RECORDS SUPPLIED ->
Content starts
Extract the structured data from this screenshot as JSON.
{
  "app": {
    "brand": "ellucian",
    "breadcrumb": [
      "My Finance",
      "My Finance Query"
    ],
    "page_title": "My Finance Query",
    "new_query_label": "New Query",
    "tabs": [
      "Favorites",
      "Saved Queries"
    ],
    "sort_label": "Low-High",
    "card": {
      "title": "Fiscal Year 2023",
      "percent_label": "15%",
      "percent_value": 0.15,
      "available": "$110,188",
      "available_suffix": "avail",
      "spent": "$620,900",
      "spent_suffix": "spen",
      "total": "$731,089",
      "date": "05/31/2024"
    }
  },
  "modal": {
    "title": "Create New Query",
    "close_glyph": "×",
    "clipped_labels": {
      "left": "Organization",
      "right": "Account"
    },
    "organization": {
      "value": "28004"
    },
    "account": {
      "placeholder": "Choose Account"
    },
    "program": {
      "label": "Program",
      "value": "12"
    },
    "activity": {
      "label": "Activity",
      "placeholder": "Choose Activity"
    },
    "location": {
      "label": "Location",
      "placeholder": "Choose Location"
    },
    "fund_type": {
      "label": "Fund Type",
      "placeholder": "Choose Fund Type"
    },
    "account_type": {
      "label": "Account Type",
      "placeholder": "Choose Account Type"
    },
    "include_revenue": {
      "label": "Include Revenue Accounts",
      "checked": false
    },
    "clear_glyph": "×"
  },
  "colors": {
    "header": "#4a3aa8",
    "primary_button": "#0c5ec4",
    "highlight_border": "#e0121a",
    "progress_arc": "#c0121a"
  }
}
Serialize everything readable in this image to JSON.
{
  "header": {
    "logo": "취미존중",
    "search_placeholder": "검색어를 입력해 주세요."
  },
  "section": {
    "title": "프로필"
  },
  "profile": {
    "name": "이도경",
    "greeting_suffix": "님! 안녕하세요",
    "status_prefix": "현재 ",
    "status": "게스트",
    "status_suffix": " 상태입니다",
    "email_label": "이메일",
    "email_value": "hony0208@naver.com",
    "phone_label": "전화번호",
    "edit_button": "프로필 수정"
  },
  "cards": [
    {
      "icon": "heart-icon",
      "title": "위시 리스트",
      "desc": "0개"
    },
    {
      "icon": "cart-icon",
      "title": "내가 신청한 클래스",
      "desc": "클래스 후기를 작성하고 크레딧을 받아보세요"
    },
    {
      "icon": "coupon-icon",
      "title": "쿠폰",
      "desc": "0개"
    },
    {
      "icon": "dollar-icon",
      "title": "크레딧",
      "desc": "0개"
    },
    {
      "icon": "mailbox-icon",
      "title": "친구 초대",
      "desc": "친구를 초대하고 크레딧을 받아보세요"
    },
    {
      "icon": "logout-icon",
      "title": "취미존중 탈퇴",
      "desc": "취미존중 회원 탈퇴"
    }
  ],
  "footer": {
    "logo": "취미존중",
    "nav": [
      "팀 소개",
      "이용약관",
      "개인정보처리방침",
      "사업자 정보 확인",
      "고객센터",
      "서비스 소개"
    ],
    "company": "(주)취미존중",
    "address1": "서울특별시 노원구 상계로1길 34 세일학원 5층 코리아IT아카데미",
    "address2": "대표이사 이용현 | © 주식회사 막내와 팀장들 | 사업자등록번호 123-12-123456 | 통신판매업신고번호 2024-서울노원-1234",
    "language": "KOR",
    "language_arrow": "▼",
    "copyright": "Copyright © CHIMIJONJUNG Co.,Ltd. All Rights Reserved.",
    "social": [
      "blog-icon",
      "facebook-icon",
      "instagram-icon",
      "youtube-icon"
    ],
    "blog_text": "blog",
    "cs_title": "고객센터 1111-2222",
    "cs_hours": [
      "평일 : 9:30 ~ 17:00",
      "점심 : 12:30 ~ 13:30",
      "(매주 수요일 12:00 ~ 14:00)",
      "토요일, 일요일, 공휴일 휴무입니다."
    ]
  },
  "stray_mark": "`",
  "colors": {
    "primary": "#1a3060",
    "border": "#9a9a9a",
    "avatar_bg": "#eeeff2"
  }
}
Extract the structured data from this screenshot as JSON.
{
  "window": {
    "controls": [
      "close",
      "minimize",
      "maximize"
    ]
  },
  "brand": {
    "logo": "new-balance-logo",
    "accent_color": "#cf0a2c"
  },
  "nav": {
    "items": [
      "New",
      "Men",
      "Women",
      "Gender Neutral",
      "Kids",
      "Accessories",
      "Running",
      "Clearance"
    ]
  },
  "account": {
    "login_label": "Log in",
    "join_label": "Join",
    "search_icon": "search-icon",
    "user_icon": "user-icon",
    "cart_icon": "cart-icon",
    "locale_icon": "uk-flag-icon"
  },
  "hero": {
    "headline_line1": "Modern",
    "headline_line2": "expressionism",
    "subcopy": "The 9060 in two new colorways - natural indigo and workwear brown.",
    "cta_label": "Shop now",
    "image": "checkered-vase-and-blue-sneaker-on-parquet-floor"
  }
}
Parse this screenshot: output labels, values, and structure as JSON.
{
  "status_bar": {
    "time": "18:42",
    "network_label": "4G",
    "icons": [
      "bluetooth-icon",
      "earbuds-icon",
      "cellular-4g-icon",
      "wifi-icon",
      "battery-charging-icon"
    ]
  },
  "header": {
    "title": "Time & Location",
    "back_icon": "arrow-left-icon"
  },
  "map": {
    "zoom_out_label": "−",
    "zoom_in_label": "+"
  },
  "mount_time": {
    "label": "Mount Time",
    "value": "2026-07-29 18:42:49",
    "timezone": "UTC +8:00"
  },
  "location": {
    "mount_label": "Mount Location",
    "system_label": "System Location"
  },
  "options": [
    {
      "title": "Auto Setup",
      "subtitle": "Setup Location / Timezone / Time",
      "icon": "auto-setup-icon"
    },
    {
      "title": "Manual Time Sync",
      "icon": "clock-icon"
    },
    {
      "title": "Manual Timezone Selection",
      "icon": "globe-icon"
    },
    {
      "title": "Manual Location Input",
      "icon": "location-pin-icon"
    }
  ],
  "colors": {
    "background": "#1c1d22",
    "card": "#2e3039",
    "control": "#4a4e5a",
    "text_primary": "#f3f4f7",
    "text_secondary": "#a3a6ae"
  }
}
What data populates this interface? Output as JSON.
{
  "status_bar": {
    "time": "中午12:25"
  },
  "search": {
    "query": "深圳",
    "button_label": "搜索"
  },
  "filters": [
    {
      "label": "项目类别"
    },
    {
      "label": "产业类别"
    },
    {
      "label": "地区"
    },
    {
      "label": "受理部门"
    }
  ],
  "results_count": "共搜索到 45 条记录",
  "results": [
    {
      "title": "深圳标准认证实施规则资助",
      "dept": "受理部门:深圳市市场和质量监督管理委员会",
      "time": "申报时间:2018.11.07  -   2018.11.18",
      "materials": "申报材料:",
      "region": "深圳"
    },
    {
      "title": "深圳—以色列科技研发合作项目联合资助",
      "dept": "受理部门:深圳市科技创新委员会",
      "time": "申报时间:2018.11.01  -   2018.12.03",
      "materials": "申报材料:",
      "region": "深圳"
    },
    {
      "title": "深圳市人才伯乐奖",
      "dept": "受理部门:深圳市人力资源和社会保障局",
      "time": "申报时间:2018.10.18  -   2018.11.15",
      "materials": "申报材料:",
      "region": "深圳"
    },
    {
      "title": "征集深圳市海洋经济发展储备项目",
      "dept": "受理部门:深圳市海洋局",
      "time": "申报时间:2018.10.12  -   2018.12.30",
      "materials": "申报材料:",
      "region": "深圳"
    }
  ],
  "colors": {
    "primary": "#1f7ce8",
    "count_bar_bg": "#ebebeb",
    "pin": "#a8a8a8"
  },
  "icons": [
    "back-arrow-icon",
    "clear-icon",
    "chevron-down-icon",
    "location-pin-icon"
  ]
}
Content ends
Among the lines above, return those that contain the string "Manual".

      "title": "Manual Time Sync",
      "title": "Manual Timezone Selection",
      "title": "Manual Location Input",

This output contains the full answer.